Here's how they work
The Toyota hybrid cars are unique for two reasons. Most obviously: the gas-electric hybrid technology. But the cars also are the first mass-produced fly-by-wire vehicles in the world.
Hybrid Technology—The car has a very small Atkinson-Miller cycle gas engine up front, not your standard auto [Otto cycle] engine, but something much smaller and more efficient. It has a large rechargeable NiMH battery under the back seat connected to a 50kw power electric traction motor. Essentially, computers in the car choose between gas and electricity, depending on which is more efficient. If you are pulling out of a parking spot, the battery sends power to a traction engine, which moves the car forward. It runs silently (owners call it “stealth mode”) until about 8-12 mph, when the gas engine kicks in. Then, depending on what you want the car to do, either you are using gas, electricity or both. The computers decide. An LCD display on the center screen tells you what is happening. When you pull up to a traffic light, the gas engine dies, which can really be disconcerting because suddenly everything is totally silent. The gas engine starts again when you pick up speed. On the freeway, you are usually running on both the gas and the electric engines. In the city, it is rated at 60 mpg because most of the forward motion is on electricity. It all operates smoothly and you stop paying attention after a while.
The computers watch the battery and when power levels get below a certain point, power from the gas engine is diverted to recharge it so you never run out of battery power and you never have to plug it in. (You actually can’t plug it in; there is no way to do it.) The battery also is recharged when you coast and heat from the brakes is transferred into energy and diverted to the battery.
There is no starter; the little gas engine doesn’t require one. Because the heat is bled off the brake lining it is likely you never have to replace the brakes—or at least not nearly as much as you would with a normal car. There is no alternator. The transmission is a continuous belted system without gears that only have one direction: forward. It’s called a Planetary-Continuously Variable transmission (power-split device). Don’t ask. To go in reverse, you need the electric motor. And, because the torque on electric motors is so good, acceleration is not shabby.
Because you can get a readout of gas mileage on the display continuously, drivers learn to “drive to the display,” meaning your mileage improves the more you drive the car. The highest achievement among owners is to get the car up to 40 mph in stealth mode. I’ve done it once--down hill.

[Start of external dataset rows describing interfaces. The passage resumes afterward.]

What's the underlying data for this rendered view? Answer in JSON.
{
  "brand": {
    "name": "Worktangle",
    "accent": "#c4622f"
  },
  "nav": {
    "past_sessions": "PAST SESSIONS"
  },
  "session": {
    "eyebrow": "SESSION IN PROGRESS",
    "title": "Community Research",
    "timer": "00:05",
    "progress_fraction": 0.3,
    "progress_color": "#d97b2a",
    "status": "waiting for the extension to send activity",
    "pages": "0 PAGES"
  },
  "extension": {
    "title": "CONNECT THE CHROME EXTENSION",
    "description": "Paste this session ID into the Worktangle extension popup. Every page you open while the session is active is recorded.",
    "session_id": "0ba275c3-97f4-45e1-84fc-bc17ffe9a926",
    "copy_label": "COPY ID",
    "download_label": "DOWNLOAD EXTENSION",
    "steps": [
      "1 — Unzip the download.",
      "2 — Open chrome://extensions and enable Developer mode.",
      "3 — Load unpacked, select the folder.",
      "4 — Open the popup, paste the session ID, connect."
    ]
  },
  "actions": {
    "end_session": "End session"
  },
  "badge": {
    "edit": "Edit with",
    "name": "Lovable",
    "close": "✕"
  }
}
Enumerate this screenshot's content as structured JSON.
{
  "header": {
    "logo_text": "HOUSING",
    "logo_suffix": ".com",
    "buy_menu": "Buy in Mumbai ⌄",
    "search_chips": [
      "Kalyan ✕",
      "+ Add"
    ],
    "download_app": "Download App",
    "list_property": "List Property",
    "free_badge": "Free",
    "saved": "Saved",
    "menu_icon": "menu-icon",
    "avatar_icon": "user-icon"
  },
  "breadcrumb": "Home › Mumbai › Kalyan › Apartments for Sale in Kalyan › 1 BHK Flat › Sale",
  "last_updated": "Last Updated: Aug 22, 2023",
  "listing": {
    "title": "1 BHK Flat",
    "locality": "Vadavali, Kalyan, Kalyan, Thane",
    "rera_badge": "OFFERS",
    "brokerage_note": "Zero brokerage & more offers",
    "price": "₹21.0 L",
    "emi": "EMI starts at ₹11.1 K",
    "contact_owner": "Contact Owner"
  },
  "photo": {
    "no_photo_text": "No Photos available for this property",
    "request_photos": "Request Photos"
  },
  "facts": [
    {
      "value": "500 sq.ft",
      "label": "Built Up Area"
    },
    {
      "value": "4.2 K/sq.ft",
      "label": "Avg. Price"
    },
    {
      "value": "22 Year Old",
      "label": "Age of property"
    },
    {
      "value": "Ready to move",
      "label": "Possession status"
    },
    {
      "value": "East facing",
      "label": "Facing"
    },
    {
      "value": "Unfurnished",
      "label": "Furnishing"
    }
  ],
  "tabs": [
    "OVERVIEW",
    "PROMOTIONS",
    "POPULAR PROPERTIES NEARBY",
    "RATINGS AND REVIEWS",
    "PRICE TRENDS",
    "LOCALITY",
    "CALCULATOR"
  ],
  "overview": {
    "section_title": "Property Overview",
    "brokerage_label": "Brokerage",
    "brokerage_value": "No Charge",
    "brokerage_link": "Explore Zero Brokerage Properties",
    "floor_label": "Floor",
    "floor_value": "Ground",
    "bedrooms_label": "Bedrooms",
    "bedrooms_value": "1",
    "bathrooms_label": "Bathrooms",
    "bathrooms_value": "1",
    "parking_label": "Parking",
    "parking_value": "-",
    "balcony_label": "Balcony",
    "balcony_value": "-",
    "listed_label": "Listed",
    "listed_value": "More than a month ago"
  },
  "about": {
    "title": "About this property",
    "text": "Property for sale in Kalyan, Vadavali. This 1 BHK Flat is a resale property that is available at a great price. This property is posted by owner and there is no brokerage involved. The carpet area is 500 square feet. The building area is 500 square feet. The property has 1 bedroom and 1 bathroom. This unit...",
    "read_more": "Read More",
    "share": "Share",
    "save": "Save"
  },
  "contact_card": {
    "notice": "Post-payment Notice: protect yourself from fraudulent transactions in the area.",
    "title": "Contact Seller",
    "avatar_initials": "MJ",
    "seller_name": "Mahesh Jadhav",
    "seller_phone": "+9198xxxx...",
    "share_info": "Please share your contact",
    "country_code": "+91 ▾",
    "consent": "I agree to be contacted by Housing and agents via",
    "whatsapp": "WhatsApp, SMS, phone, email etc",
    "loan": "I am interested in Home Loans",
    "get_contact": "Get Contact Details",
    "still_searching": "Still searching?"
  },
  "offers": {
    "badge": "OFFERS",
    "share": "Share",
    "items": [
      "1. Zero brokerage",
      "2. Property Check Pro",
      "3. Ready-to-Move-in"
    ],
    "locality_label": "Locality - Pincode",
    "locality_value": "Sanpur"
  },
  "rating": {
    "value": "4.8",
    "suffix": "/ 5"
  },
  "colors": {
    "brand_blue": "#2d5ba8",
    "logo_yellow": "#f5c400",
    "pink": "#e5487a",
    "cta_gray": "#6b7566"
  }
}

The most dangerous part of driving a Prius is that in electric mode it is totally silent, meaning people walking around in the parking lot can’t hear you coming. The decision is whether to honk the horn and scare the hell out of them, open the window and say hello or put the radio on loud.
Fly-by-wire—The hardest thing to get used to is starting up the Prius. You do not start it the way you do a normal car; you boot up the computers, turning the key to the right and back while the LED display says “ready.” (The new Prius uses a button, not a key). Parking lot attendants were often stumped by it, although they seem to know better now.
Say you are sitting at a stoplight. You put the car in neutral and stomp on the gas pedal. If you are in a normal car, the engine roars and maybe black smoke comes out of the exhaust. Do it in a Prius and absolutely nothing happens. The car’s bank of five computers takes a vote and decide that revving the engine is a stupid thing to do, wasteful if nothing else, and ignores your command.
Everything in the car goes through computers, just as if you were piloting an Airbus. The five computers monitor everything constantly and vote on what to do. They decide when to kick in the gas engine, when to rely on the battery, when to recharge, when to shut down the gas engine. Presumably, all votes have to be unanimous. The steering goes through computer-controlled hydraulics, as do the brakes. Everything you do goes to computers first, then to the driving part of the vehicle. Every moment, the computers (we named ours Totoro) decide the most efficient thing for you to be going and do it.
The hybrid technology, particularly the very expensive battery, is warranted until 100,000 miles. A taxi driver in Vancouver got his taxi Prius to more than 250,000 miles before Toyota bought it back from him to inspect. His battery was still going.
[Honda has a hybrid technology as well but it is not advanced as Toyota’s, using the battery only as a supplement to the gas engine.]
Prius owners include some of the strangest people I know, folks who have relationships with their car right out of a J.G. Ballard novel. Fortunately, that means some of them maintain resources that are invaluable. The best, if not the weirdest, is the website run by a man named John in Minnesota [his last name is a mystery], who is a combination computer programmer, Prius fanatic and Trekie, which should surprise no one. His site, if you want to know anything about the Prius or its technology, is amazing, far better than anything Toyota maintains. He has owned several of the cars, has monitored them every minute of their lives and has recorded same. The word “perverse” comes to mind, but whatever. If you have questions, see John.